Extracted records below:
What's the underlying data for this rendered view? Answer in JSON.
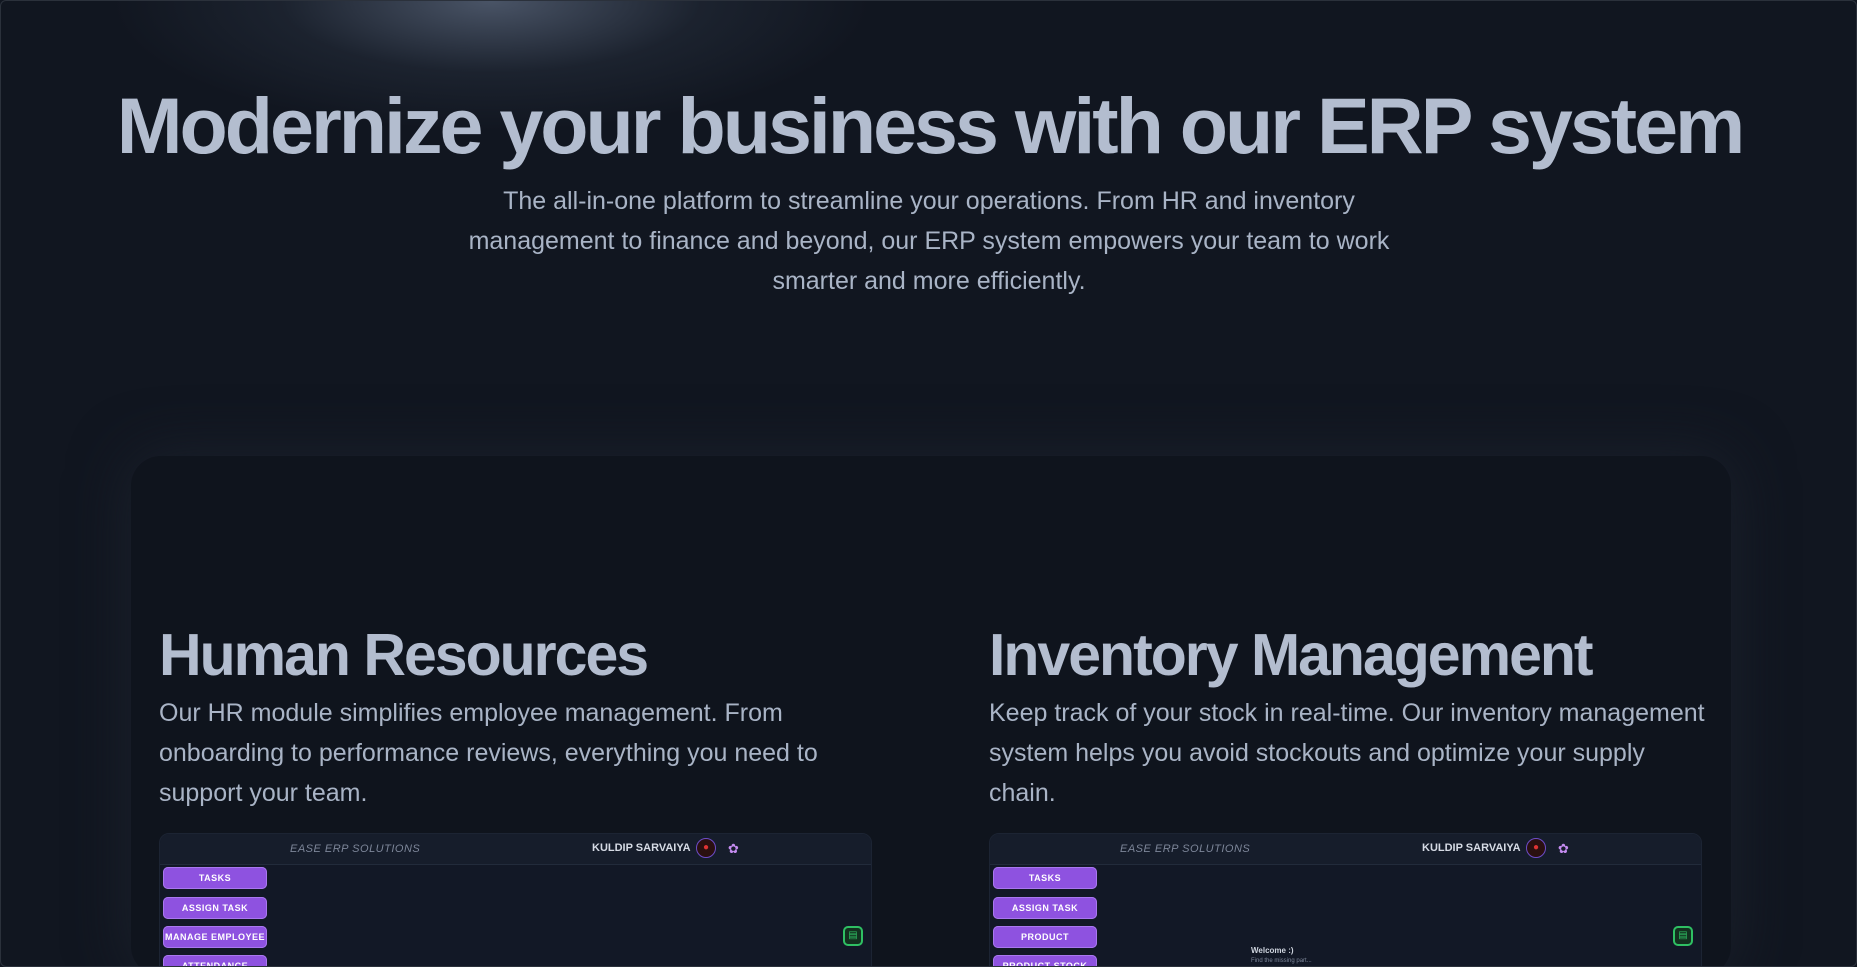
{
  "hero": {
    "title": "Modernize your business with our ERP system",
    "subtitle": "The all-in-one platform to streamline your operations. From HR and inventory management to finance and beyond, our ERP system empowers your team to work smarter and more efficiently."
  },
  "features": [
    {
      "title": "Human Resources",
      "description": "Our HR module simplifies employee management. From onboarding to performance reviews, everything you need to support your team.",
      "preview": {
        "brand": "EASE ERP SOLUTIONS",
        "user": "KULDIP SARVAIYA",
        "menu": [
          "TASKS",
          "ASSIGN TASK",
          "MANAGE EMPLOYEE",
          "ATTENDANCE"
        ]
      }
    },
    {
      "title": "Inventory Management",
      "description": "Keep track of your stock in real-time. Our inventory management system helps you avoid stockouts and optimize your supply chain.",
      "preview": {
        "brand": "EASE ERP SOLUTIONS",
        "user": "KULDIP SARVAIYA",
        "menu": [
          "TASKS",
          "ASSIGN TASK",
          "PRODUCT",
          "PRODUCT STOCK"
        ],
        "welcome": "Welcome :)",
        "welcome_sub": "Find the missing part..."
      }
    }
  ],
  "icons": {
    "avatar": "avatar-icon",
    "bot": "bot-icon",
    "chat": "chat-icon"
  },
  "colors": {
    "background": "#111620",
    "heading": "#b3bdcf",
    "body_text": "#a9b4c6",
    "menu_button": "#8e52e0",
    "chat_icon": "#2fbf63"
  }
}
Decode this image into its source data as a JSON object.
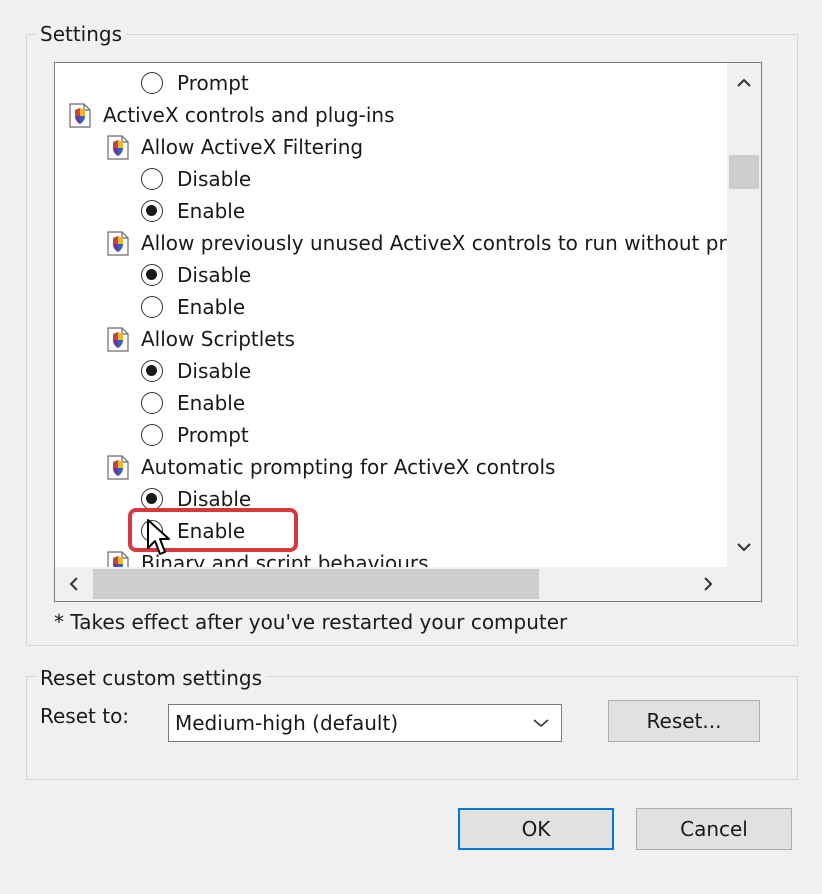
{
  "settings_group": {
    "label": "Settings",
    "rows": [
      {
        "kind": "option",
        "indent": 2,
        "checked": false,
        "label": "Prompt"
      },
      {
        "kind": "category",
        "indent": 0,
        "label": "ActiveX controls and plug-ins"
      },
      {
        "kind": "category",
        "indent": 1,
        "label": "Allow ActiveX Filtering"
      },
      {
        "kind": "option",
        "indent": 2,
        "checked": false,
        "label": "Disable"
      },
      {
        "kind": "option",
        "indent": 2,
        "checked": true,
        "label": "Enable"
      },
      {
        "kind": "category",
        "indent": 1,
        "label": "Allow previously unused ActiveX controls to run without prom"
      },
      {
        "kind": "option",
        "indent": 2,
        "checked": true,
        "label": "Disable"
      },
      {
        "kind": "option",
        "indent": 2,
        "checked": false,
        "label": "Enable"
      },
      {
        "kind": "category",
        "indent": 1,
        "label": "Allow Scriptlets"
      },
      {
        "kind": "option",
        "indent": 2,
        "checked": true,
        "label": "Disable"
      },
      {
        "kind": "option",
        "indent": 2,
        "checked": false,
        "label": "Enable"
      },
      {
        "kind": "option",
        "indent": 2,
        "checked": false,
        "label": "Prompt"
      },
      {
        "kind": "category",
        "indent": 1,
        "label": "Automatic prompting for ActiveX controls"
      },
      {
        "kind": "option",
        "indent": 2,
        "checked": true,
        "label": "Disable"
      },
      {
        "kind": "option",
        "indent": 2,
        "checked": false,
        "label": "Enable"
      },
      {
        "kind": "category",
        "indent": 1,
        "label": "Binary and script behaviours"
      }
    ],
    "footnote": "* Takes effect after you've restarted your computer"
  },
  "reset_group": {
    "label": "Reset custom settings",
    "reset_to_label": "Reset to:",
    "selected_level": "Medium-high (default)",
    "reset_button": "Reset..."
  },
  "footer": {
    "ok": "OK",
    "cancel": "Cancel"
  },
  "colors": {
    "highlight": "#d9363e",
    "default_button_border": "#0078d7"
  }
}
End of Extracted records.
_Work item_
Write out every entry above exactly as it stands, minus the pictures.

_Answer to the problem_
What's the underlying data for this rendered view? Answer in JSON.
{
  "hero": {
    "title": "Modernize your business with our ERP system",
    "subtitle": "The all-in-one platform to streamline your operations. From HR and inventory management to finance and beyond, our ERP system empowers your team to work smarter and more efficiently."
  },
  "features": [
    {
      "title": "Human Resources",
      "description": "Our HR module simplifies employee management. From onboarding to performance reviews, everything you need to support your team.",
      "preview": {
        "brand": "EASE ERP SOLUTIONS",
        "user": "KULDIP SARVAIYA",
        "menu": [
          "TASKS",
          "ASSIGN TASK",
          "MANAGE EMPLOYEE",
          "ATTENDANCE"
        ]
      }
    },
    {
      "title": "Inventory Management",
      "description": "Keep track of your stock in real-time. Our inventory management system helps you avoid stockouts and optimize your supply chain.",
      "preview": {
        "brand": "EASE ERP SOLUTIONS",
        "user": "KULDIP SARVAIYA",
        "menu": [
          "TASKS",
          "ASSIGN TASK",
          "PRODUCT",
          "PRODUCT STOCK"
        ],
        "welcome": "Welcome :)",
        "welcome_sub": "Find the missing part..."
      }
    }
  ],
  "icons": {
    "avatar": "avatar-icon",
    "bot": "bot-icon",
    "chat": "chat-icon"
  },
  "colors": {
    "background": "#111620",
    "heading": "#b3bdcf",
    "body_text": "#a9b4c6",
    "menu_button": "#8e52e0",
    "chat_icon": "#2fbf63"
  }
}
Decode this image into its source data as a JSON object.
{
  "settings_group": {
    "label": "Settings",
    "rows": [
      {
        "kind": "option",
        "indent": 2,
        "checked": false,
        "label": "Prompt"
      },
      {
        "kind": "category",
        "indent": 0,
        "label": "ActiveX controls and plug-ins"
      },
      {
        "kind": "category",
        "indent": 1,
        "label": "Allow ActiveX Filtering"
      },
      {
        "kind": "option",
        "indent": 2,
        "checked": false,
        "label": "Disable"
      },
      {
        "kind": "option",
        "indent": 2,
        "checked": true,
        "label": "Enable"
      },
      {
        "kind": "category",
        "indent": 1,
        "label": "Allow previously unused ActiveX controls to run without prom"
      },
      {
        "kind": "option",
        "indent": 2,
        "checked": true,
        "label": "Disable"
      },
      {
        "kind": "option",
        "indent": 2,
        "checked": false,
        "label": "Enable"
      },
      {
        "kind": "category",
        "indent": 1,
        "label": "Allow Scriptlets"
      },
      {
        "kind": "option",
        "indent": 2,
        "checked": true,
        "label": "Disable"
      },
      {
        "kind": "option",
        "indent": 2,
        "checked": false,
        "label": "Enable"
      },
      {
        "kind": "option",
        "indent": 2,
        "checked": false,
        "label": "Prompt"
      },
      {
        "kind": "category",
        "indent": 1,
        "label": "Automatic prompting for ActiveX controls"
      },
      {
        "kind": "option",
        "indent": 2,
        "checked": true,
        "label": "Disable"
      },
      {
        "kind": "option",
        "indent": 2,
        "checked": false,
        "label": "Enable"
      },
      {
        "kind": "category",
        "indent": 1,
        "label": "Binary and script behaviours"
      }
    ],
    "footnote": "* Takes effect after you've restarted your computer"
  },
  "reset_group": {
    "label": "Reset custom settings",
    "reset_to_label": "Reset to:",
    "selected_level": "Medium-high (default)",
    "reset_button": "Reset..."
  },
  "footer": {
    "ok": "OK",
    "cancel": "Cancel"
  },
  "colors": {
    "highlight": "#d9363e",
    "default_button_border": "#0078d7"
  }
}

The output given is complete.